RB: Like they don’t understand this is not what you wanted.
CK: Exactly! I loved my big body; I miss it- I really do. I miss that big sturdy, healthy, unashamed body. The body I have now is way more vulnerable and there is huge scar to show what I’ve been through. And again it’s completely different like being born again as a different person. If you compare the album covers of Coming Out Swingin’ and Whole Lotta Love, you can see the difference. It’s ironic as people tell me I’ve never looked better, but really deep inside I feel that I have lost half of me and that half isn’t coming back. But that’s ok, I am grateful for a body at any size. There is a certain grief that goes with losing that person; that invincible, unashamed party girl. That Candye Kane doesn’t exist anymore and I hope my fans can feel my joy even though I don’t look jolly.
RB: That’s in your soul and it’s not going anywhere.
CK: I liked it when you said you heard the record and thought it was a happy record. I don’t want to share my misery; I think people have enough misery of their own.

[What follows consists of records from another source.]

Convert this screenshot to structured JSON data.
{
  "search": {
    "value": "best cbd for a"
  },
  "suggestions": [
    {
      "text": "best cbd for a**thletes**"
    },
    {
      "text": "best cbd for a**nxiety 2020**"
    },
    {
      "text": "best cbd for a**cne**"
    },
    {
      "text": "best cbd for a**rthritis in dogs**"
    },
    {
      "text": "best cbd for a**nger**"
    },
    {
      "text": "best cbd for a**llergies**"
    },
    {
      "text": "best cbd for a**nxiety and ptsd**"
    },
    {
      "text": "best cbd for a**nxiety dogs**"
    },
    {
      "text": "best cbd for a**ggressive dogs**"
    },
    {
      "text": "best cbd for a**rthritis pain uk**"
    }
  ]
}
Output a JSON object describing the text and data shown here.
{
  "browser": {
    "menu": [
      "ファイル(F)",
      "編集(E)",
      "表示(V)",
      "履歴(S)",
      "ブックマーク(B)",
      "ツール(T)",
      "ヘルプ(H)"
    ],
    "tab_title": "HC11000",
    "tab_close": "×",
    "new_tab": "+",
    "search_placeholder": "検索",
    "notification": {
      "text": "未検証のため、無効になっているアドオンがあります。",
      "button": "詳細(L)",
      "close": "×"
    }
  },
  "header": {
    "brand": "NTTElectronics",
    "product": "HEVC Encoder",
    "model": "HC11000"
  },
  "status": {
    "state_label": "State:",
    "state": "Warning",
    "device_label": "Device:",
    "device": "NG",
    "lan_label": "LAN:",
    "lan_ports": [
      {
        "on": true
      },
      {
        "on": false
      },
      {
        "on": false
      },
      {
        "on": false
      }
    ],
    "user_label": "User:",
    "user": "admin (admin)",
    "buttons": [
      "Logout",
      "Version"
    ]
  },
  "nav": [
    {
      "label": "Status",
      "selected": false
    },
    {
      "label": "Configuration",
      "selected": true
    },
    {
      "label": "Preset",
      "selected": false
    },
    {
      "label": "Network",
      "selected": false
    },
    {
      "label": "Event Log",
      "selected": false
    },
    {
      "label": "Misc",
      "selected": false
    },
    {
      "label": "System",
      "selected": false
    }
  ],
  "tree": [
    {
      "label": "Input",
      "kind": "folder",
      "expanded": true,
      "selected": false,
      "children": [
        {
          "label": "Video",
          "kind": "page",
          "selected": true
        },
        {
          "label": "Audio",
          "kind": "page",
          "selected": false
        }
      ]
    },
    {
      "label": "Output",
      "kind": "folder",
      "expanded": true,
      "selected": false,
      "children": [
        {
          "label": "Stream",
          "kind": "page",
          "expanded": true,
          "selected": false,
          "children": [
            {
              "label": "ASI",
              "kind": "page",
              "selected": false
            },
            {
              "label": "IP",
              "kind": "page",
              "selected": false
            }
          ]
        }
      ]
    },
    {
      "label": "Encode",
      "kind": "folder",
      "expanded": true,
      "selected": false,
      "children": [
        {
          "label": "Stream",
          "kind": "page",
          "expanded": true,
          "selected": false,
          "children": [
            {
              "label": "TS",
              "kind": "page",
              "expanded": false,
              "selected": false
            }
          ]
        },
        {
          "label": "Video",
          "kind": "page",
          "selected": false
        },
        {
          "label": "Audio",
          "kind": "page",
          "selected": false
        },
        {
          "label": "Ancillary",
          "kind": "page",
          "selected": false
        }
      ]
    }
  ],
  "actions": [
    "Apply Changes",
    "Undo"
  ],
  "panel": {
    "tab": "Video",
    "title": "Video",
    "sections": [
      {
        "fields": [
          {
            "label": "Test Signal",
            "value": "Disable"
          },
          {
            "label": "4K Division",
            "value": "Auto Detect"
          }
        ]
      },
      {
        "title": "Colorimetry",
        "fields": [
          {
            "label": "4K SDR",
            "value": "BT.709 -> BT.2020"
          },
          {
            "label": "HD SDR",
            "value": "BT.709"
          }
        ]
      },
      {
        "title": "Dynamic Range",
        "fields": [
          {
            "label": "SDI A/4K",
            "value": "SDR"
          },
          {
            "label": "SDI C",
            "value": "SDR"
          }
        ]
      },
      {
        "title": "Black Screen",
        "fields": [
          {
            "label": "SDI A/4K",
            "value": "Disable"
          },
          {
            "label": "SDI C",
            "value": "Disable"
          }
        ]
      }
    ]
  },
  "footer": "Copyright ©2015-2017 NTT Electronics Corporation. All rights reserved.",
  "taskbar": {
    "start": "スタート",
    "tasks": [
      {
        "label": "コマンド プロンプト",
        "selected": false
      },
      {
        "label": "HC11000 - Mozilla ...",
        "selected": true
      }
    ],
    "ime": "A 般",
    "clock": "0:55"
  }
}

I want to share the parts of me that are hopeful and the parts of me that are courageous and that are invincible. And those parts still exist just in different packaging. http://www.candyekane.com/